**What is being asked:** Send back the records exactly as written, with no images.
────────────────────
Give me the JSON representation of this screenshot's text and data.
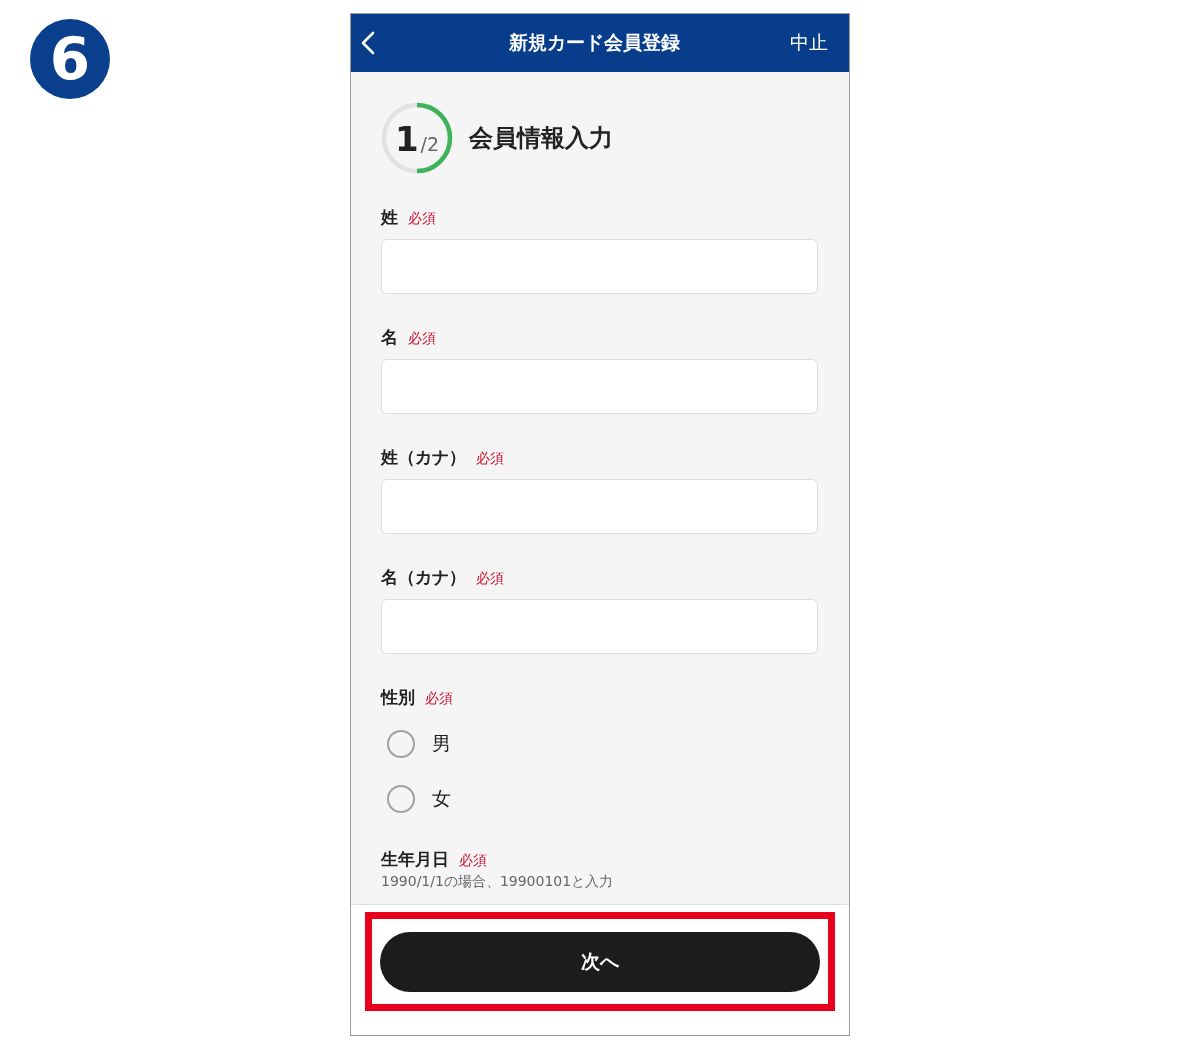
{
  "step_badge": "6",
  "header": {
    "title": "新規カード会員登録",
    "cancel": "中止"
  },
  "progress": {
    "current": "1",
    "total": "/2",
    "level": 0.5,
    "title": "会員情報入力"
  },
  "fields": [
    {
      "kind": "text",
      "label": "姓",
      "required": true,
      "required_label": "必須"
    },
    {
      "kind": "text",
      "label": "名",
      "required": true,
      "required_label": "必須"
    },
    {
      "kind": "text",
      "label": "姓（カナ）",
      "required": true,
      "required_label": "必須"
    },
    {
      "kind": "text",
      "label": "名（カナ）",
      "required": true,
      "required_label": "必須"
    },
    {
      "kind": "radio",
      "label": "性別",
      "required": true,
      "required_label": "必須",
      "options": [
        {
          "label": "男",
          "selected": false
        },
        {
          "label": "女",
          "selected": false
        }
      ]
    },
    {
      "kind": "date",
      "label": "生年月日",
      "required": true,
      "required_label": "必須",
      "hint": "1990/1/1の場合、19900101と入力"
    }
  ],
  "footer": {
    "next_button": "次へ",
    "highlighted": true
  }
}
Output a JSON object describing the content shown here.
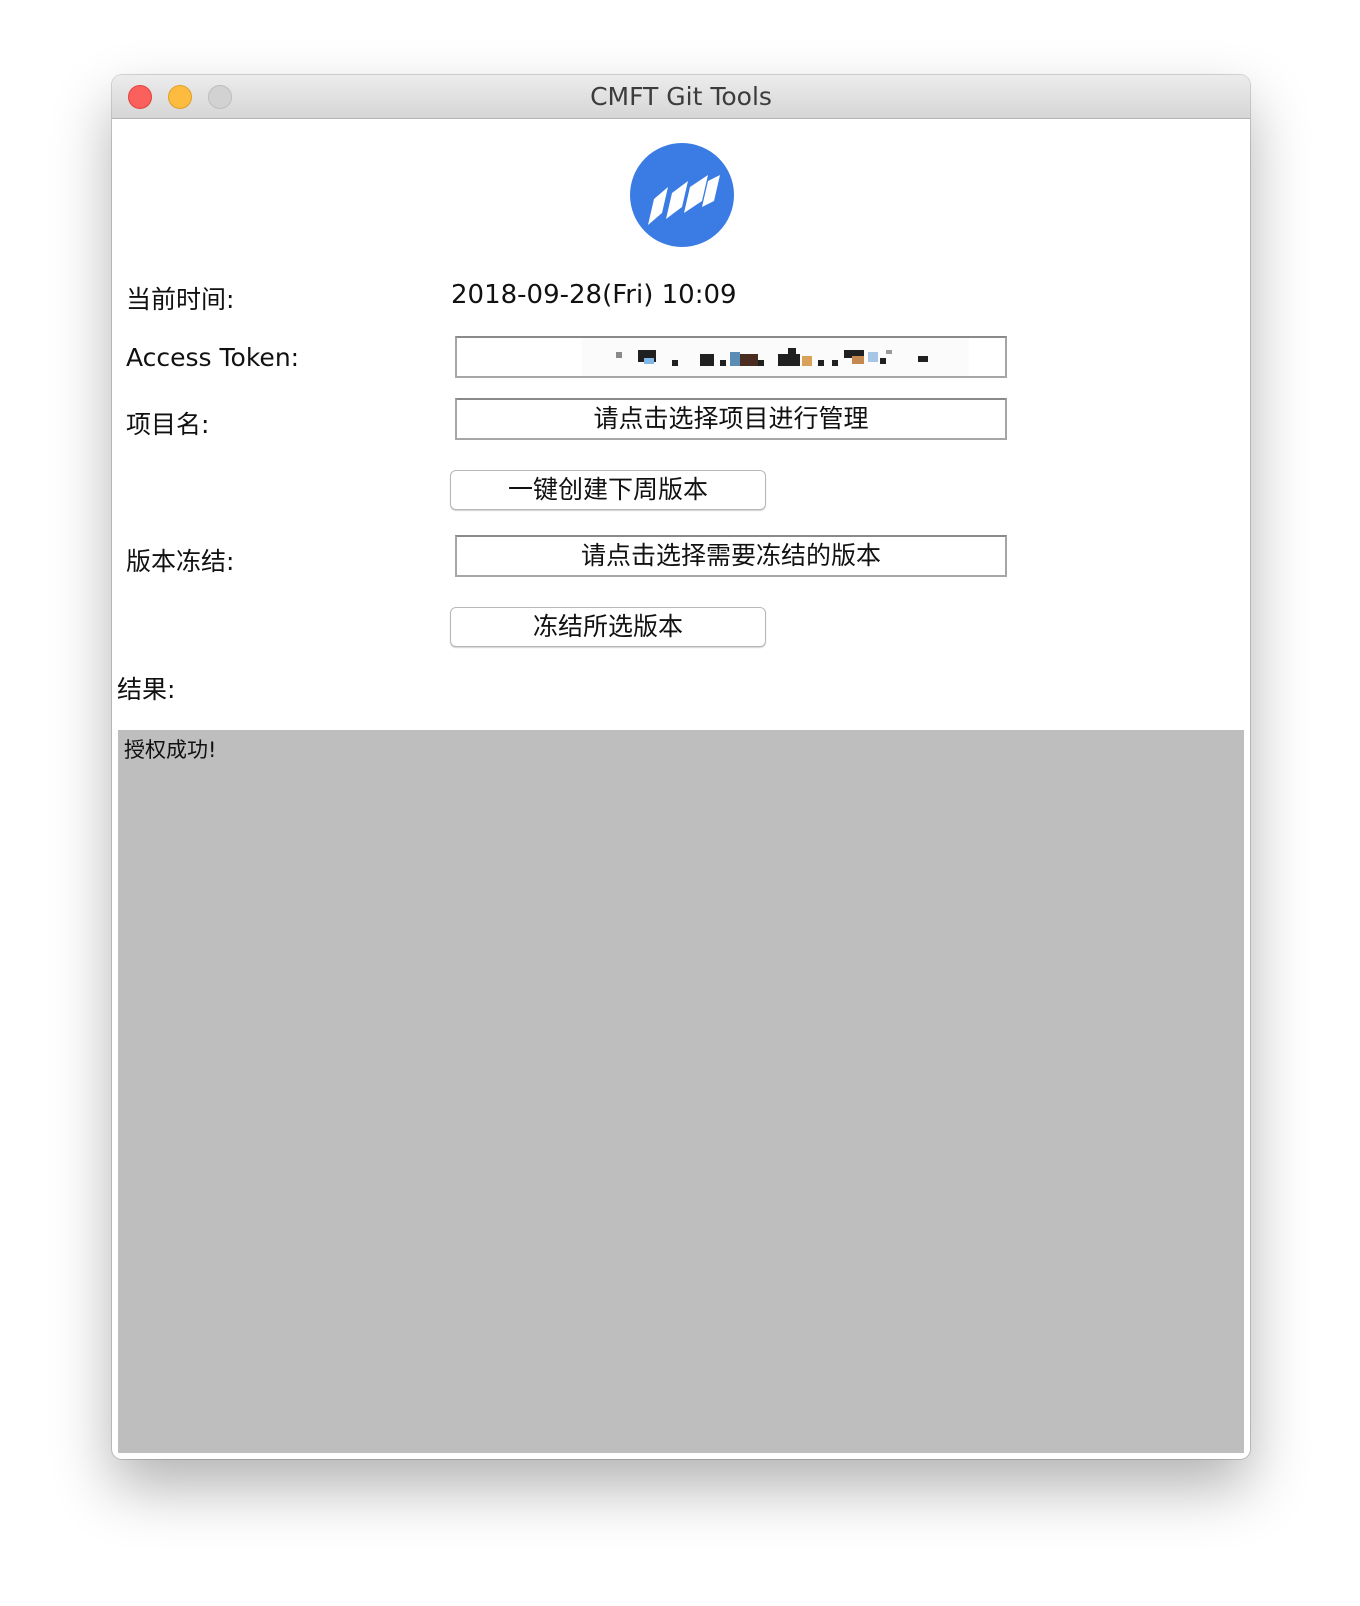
{
  "window": {
    "title": "CMFT Git Tools"
  },
  "logo": {
    "icon": "cmft-logo-icon",
    "color": "#3b7be4"
  },
  "form": {
    "time_label": "当前时间:",
    "time_value": "2018-09-28(Fri) 10:09",
    "token_label": "Access Token:",
    "project_label": "项目名:",
    "project_select": "请点击选择项目进行管理",
    "create_button": "一键创建下周版本",
    "freeze_label": "版本冻结:",
    "freeze_select": "请点击选择需要冻结的版本",
    "freeze_button": "冻结所选版本",
    "result_label": "结果:",
    "result_text": "授权成功!"
  },
  "colors": {
    "close": "#fc605c",
    "minimize": "#fdbc40",
    "zoom": "#d2d2d2",
    "result_bg": "#bebebe"
  }
}
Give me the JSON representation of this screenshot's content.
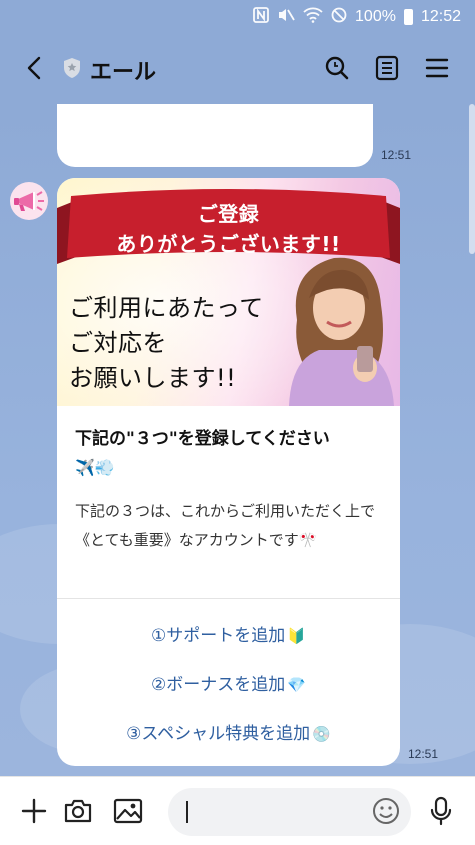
{
  "status_bar": {
    "battery": "100%",
    "time": "12:52",
    "icons": [
      "nfc-icon",
      "mute-icon",
      "wifi-icon",
      "blocked-icon",
      "battery-icon"
    ]
  },
  "header": {
    "title": "エール",
    "icons": [
      "back-icon",
      "shield-badge-icon",
      "search-icon",
      "notes-icon",
      "menu-icon"
    ]
  },
  "chat": {
    "previous_time": "12:51",
    "card": {
      "banner_line1": "ご登録",
      "banner_line2": "ありがとうございます!!",
      "hero_lines": [
        "ご利用にあたって",
        "ご対応を",
        "お願いします!!"
      ],
      "title": "下記の\"３つ\"を登録してください",
      "title_emojis": "✈️💨",
      "description": "下記の３つは、これからご利用いただく上で《とても重要》なアカウントです🎌",
      "links": [
        {
          "label": "①サポートを追加",
          "emoji": "🔰"
        },
        {
          "label": "②ボーナスを追加",
          "emoji": "💎"
        },
        {
          "label": "③スペシャル特典を追加",
          "emoji": "💿"
        }
      ],
      "time": "12:51"
    }
  },
  "input_bar": {
    "placeholder": "",
    "icons": [
      "plus-icon",
      "camera-icon",
      "image-icon",
      "emoji-icon",
      "mic-icon"
    ]
  },
  "colors": {
    "background": "#8eaad6",
    "link": "#2f5fa0",
    "banner_red": "#c71f2d",
    "accent_pink": "#e64ba3"
  }
}
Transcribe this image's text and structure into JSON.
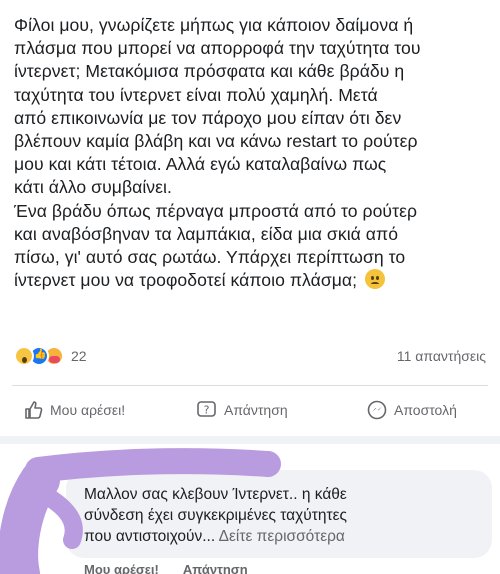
{
  "post": {
    "lines": [
      "Φίλοι μου, γνωρίζετε μήπως για κάποιον δαίμονα ή",
      "πλάσμα που μπορεί να απορροφά την ταχύτητα του",
      "ίντερνετ; Μετακόμισα πρόσφατα και κάθε βράδυ η",
      "ταχύτητα του ίντερνετ είναι πολύ χαμηλή. Μετά",
      "από επικοινωνία με τον πάροχο μου είπαν ότι δεν",
      "βλέπουν καμία βλάβη και να κάνω restart το ρούτερ",
      "μου και κάτι τέτοια. Αλλά εγώ καταλαβαίνω πως",
      "κάτι άλλο συμβαίνει.",
      "Ένα βράδυ όπως πέρναγα μπροστά από το ρούτερ",
      "και αναβόσβηναν τα λαμπάκια, είδα μια σκιά από",
      "πίσω, γι' αυτό σας ρωτάω. Υπάρχει περίπτωση το",
      "ίντερνετ μου να τροφοδοτεί κάποιο πλάσμα;"
    ],
    "trailing_emoji": "worried-face-icon"
  },
  "stats": {
    "reaction_count": "22",
    "comments_label": "11 απαντήσεις"
  },
  "actions": {
    "like": "Μου αρέσει!",
    "reply": "Απάντηση",
    "send": "Αποστολή"
  },
  "comment": {
    "lines": [
      "Μαλλον σας κλεβουν Ίντερνετ.. η κάθε",
      "σύνδεση έχει συγκεκριμένες ταχύτητες",
      "που αντιστοιχούν..."
    ],
    "see_more": "Δείτε περισσότερα",
    "like": "Μου αρέσει!",
    "reply": "Απάντηση"
  },
  "colors": {
    "scribble": "#b99be0",
    "accent": "#1877f2"
  }
}
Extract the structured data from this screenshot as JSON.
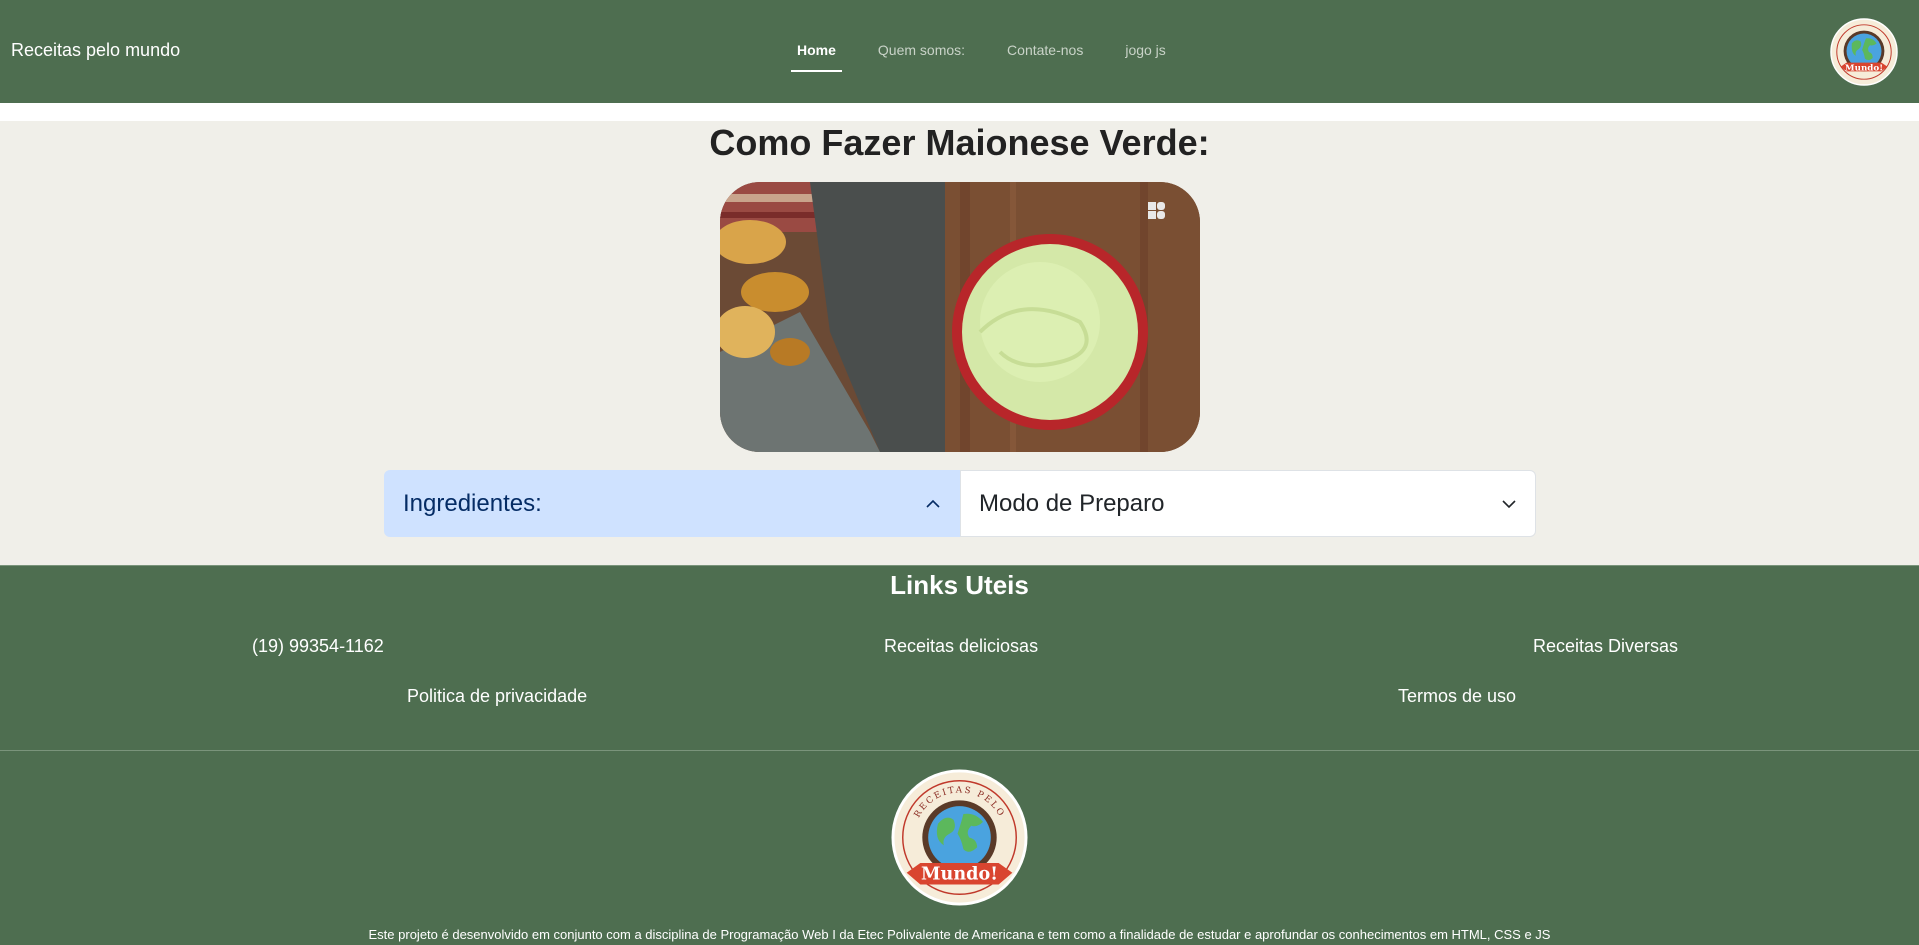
{
  "navbar": {
    "brand": "Receitas pelo mundo",
    "links": [
      {
        "label": "Home",
        "active": true
      },
      {
        "label": "Quem somos:",
        "active": false
      },
      {
        "label": "Contate-nos",
        "active": false
      },
      {
        "label": "jogo js",
        "active": false
      }
    ],
    "logo": {
      "top_text": "RECEITAS PELO",
      "banner_text": "Mundo!"
    }
  },
  "main": {
    "title": "Como Fazer Maionese Verde:",
    "accordion": [
      {
        "label": "Ingredientes:",
        "expanded": true
      },
      {
        "label": "Modo de Preparo",
        "expanded": false
      }
    ]
  },
  "footer": {
    "title": "Links Uteis",
    "links": [
      "(19) 99354-1162",
      "Receitas deliciosas",
      "Receitas Diversas",
      "Politica de privacidade",
      "Termos de uso"
    ],
    "logo": {
      "top_text": "RECEITAS PELO",
      "banner_text": "Mundo!"
    },
    "credit": "Este projeto é desenvolvido em conjunto com a disciplina de Programação Web I da Etec Polivalente de Americana e tem como a finalidade de estudar e aprofundar os conhecimentos em HTML, CSS e JS"
  },
  "colors": {
    "brand_green": "#4e6e50",
    "accordion_active": "#cfe2ff",
    "page_bg": "#f0efe9"
  }
}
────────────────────
**Completed exercise:**
Give me the JSON representation of this screenshot's text and data.
{
  "step_badge": "6",
  "header": {
    "title": "新規カード会員登録",
    "cancel": "中止"
  },
  "progress": {
    "current": "1",
    "total": "/2",
    "level": 0.5,
    "title": "会員情報入力"
  },
  "fields": [
    {
      "kind": "text",
      "label": "姓",
      "required": true,
      "required_label": "必須"
    },
    {
      "kind": "text",
      "label": "名",
      "required": true,
      "required_label": "必須"
    },
    {
      "kind": "text",
      "label": "姓（カナ）",
      "required": true,
      "required_label": "必須"
    },
    {
      "kind": "text",
      "label": "名（カナ）",
      "required": true,
      "required_label": "必須"
    },
    {
      "kind": "radio",
      "label": "性別",
      "required": true,
      "required_label": "必須",
      "options": [
        {
          "label": "男",
          "selected": false
        },
        {
          "label": "女",
          "selected": false
        }
      ]
    },
    {
      "kind": "date",
      "label": "生年月日",
      "required": true,
      "required_label": "必須",
      "hint": "1990/1/1の場合、19900101と入力"
    }
  ],
  "footer": {
    "next_button": "次へ",
    "highlighted": true
  }
}
Output a JSON object describing the content shown here.
{
  "window": {
    "title": "CMFT Git Tools"
  },
  "logo": {
    "icon": "cmft-logo-icon",
    "color": "#3b7be4"
  },
  "form": {
    "time_label": "当前时间:",
    "time_value": "2018-09-28(Fri) 10:09",
    "token_label": "Access Token:",
    "project_label": "项目名:",
    "project_select": "请点击选择项目进行管理",
    "create_button": "一键创建下周版本",
    "freeze_label": "版本冻结:",
    "freeze_select": "请点击选择需要冻结的版本",
    "freeze_button": "冻结所选版本",
    "result_label": "结果:",
    "result_text": "授权成功!"
  },
  "colors": {
    "close": "#fc605c",
    "minimize": "#fdbc40",
    "zoom": "#d2d2d2",
    "result_bg": "#bebebe"
  }
}
Give me the JSON representation of this screenshot's content.
{
  "status_bar": {
    "battery": "100%",
    "time": "12:52",
    "icons": [
      "nfc-icon",
      "mute-icon",
      "wifi-icon",
      "blocked-icon",
      "battery-icon"
    ]
  },
  "header": {
    "title": "エール",
    "icons": [
      "back-icon",
      "shield-badge-icon",
      "search-icon",
      "notes-icon",
      "menu-icon"
    ]
  },
  "chat": {
    "previous_time": "12:51",
    "card": {
      "banner_line1": "ご登録",
      "banner_line2": "ありがとうございます!!",
      "hero_lines": [
        "ご利用にあたって",
        "ご対応を",
        "お願いします!!"
      ],
      "title": "下記の\"３つ\"を登録してください",
      "title_emojis": "✈️💨",
      "description": "下記の３つは、これからご利用いただく上で《とても重要》なアカウントです🎌",
      "links": [
        {
          "label": "①サポートを追加",
          "emoji": "🔰"
        },
        {
          "label": "②ボーナスを追加",
          "emoji": "💎"
        },
        {
          "label": "③スペシャル特典を追加",
          "emoji": "💿"
        }
      ],
      "time": "12:51"
    }
  },
  "input_bar": {
    "placeholder": "",
    "icons": [
      "plus-icon",
      "camera-icon",
      "image-icon",
      "emoji-icon",
      "mic-icon"
    ]
  },
  "colors": {
    "background": "#8eaad6",
    "link": "#2f5fa0",
    "banner_red": "#c71f2d",
    "accent_pink": "#e64ba3"
  }
}
Transcribe this image's text and structure into JSON.
{
  "post": {
    "lines": [
      "Φίλοι μου, γνωρίζετε μήπως για κάποιον δαίμονα ή",
      "πλάσμα που μπορεί να απορροφά την ταχύτητα του",
      "ίντερνετ; Μετακόμισα πρόσφατα και κάθε βράδυ η",
      "ταχύτητα του ίντερνετ είναι πολύ χαμηλή. Μετά",
      "από επικοινωνία με τον πάροχο μου είπαν ότι δεν",
      "βλέπουν καμία βλάβη και να κάνω restart το ρούτερ",
      "μου και κάτι τέτοια. Αλλά εγώ καταλαβαίνω πως",
      "κάτι άλλο συμβαίνει.",
      "Ένα βράδυ όπως πέρναγα μπροστά από το ρούτερ",
      "και αναβόσβηναν τα λαμπάκια, είδα μια σκιά από",
      "πίσω, γι' αυτό σας ρωτάω. Υπάρχει περίπτωση το",
      "ίντερνετ μου να τροφοδοτεί κάποιο πλάσμα;"
    ],
    "trailing_emoji": "worried-face-icon"
  },
  "stats": {
    "reaction_count": "22",
    "comments_label": "11 απαντήσεις"
  },
  "actions": {
    "like": "Μου αρέσει!",
    "reply": "Απάντηση",
    "send": "Αποστολή"
  },
  "comment": {
    "lines": [
      "Μαλλον σας κλεβουν Ίντερνετ.. η κάθε",
      "σύνδεση έχει συγκεκριμένες ταχύτητες",
      "που αντιστοιχούν..."
    ],
    "see_more": "Δείτε περισσότερα",
    "like": "Μου αρέσει!",
    "reply": "Απάντηση"
  },
  "colors": {
    "scribble": "#b99be0",
    "accent": "#1877f2"
  }
}
Extract the structured data from this screenshot as JSON.
{
  "navbar": {
    "brand": "Receitas pelo mundo",
    "links": [
      {
        "label": "Home",
        "active": true
      },
      {
        "label": "Quem somos:",
        "active": false
      },
      {
        "label": "Contate-nos",
        "active": false
      },
      {
        "label": "jogo js",
        "active": false
      }
    ],
    "logo": {
      "top_text": "RECEITAS PELO",
      "banner_text": "Mundo!"
    }
  },
  "main": {
    "title": "Como Fazer Maionese Verde:",
    "accordion": [
      {
        "label": "Ingredientes:",
        "expanded": true
      },
      {
        "label": "Modo de Preparo",
        "expanded": false
      }
    ]
  },
  "footer": {
    "title": "Links Uteis",
    "links": [
      "(19) 99354-1162",
      "Receitas deliciosas",
      "Receitas Diversas",
      "Politica de privacidade",
      "Termos de uso"
    ],
    "logo": {
      "top_text": "RECEITAS PELO",
      "banner_text": "Mundo!"
    },
    "credit": "Este projeto é desenvolvido em conjunto com a disciplina de Programação Web I da Etec Polivalente de Americana e tem como a finalidade de estudar e aprofundar os conhecimentos em HTML, CSS e JS"
  },
  "colors": {
    "brand_green": "#4e6e50",
    "accordion_active": "#cfe2ff",
    "page_bg": "#f0efe9"
  }
}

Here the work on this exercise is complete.